→ TASK STATEMENT
The reply should consist of the entire listing, word for word.

→ PROVIDED INFORMATION
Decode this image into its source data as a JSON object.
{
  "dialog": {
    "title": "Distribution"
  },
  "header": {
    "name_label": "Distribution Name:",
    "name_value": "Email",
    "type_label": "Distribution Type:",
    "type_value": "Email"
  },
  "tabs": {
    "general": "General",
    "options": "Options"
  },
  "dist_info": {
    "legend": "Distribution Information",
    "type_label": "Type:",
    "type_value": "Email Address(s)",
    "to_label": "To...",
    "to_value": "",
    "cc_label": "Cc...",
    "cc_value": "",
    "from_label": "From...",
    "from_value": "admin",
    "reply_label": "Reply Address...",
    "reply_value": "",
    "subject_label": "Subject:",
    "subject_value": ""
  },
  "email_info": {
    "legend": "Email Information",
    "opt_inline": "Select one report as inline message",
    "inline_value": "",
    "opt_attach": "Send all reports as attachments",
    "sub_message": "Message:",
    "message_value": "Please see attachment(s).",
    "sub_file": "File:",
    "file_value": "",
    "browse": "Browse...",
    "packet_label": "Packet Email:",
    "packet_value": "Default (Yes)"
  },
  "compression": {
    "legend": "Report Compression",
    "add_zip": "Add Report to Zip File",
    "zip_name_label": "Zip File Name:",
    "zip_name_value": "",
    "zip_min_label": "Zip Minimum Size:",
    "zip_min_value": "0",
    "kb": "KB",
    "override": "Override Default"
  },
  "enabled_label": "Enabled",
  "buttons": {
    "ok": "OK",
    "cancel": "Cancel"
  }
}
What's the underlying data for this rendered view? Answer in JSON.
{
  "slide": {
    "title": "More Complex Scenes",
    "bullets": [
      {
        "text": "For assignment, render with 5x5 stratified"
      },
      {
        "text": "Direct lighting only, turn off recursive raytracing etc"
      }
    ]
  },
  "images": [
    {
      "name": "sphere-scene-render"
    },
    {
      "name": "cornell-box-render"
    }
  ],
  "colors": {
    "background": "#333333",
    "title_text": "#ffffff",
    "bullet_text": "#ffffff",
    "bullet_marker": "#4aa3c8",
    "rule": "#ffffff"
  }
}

→ TASK RESPONSE
Decode this image into its source data as a JSON object.
{
  "dialog": {
    "title": "Distribution"
  },
  "header": {
    "name_label": "Distribution Name:",
    "name_value": "Email",
    "type_label": "Distribution Type:",
    "type_value": "Email"
  },
  "tabs": {
    "general": "General",
    "options": "Options"
  },
  "dist_info": {
    "legend": "Distribution Information",
    "type_label": "Type:",
    "type_value": "Email Address(s)",
    "to_label": "To...",
    "to_value": "",
    "cc_label": "Cc...",
    "cc_value": "",
    "from_label": "From...",
    "from_value": "admin",
    "reply_label": "Reply Address...",
    "reply_value": "",
    "subject_label": "Subject:",
    "subject_value": ""
  },
  "email_info": {
    "legend": "Email Information",
    "opt_inline": "Select one report as inline message",
    "inline_value": "",
    "opt_attach": "Send all reports as attachments",
    "sub_message": "Message:",
    "message_value": "Please see attachment(s).",
    "sub_file": "File:",
    "file_value": "",
    "browse": "Browse...",
    "packet_label": "Packet Email:",
    "packet_value": "Default (Yes)"
  },
  "compression": {
    "legend": "Report Compression",
    "add_zip": "Add Report to Zip File",
    "zip_name_label": "Zip File Name:",
    "zip_name_value": "",
    "zip_min_label": "Zip Minimum Size:",
    "zip_min_value": "0",
    "kb": "KB",
    "override": "Override Default"
  },
  "enabled_label": "Enabled",
  "buttons": {
    "ok": "OK",
    "cancel": "Cancel"
  }
}
What's the underlying data for this rendered view? Answer in JSON.
{
  "slide": {
    "title": "More Complex Scenes",
    "bullets": [
      {
        "text": "For assignment, render with 5x5 stratified"
      },
      {
        "text": "Direct lighting only, turn off recursive raytracing etc"
      }
    ]
  },
  "images": [
    {
      "name": "sphere-scene-render"
    },
    {
      "name": "cornell-box-render"
    }
  ],
  "colors": {
    "background": "#333333",
    "title_text": "#ffffff",
    "bullet_text": "#ffffff",
    "bullet_marker": "#4aa3c8",
    "rule": "#ffffff"
  }
}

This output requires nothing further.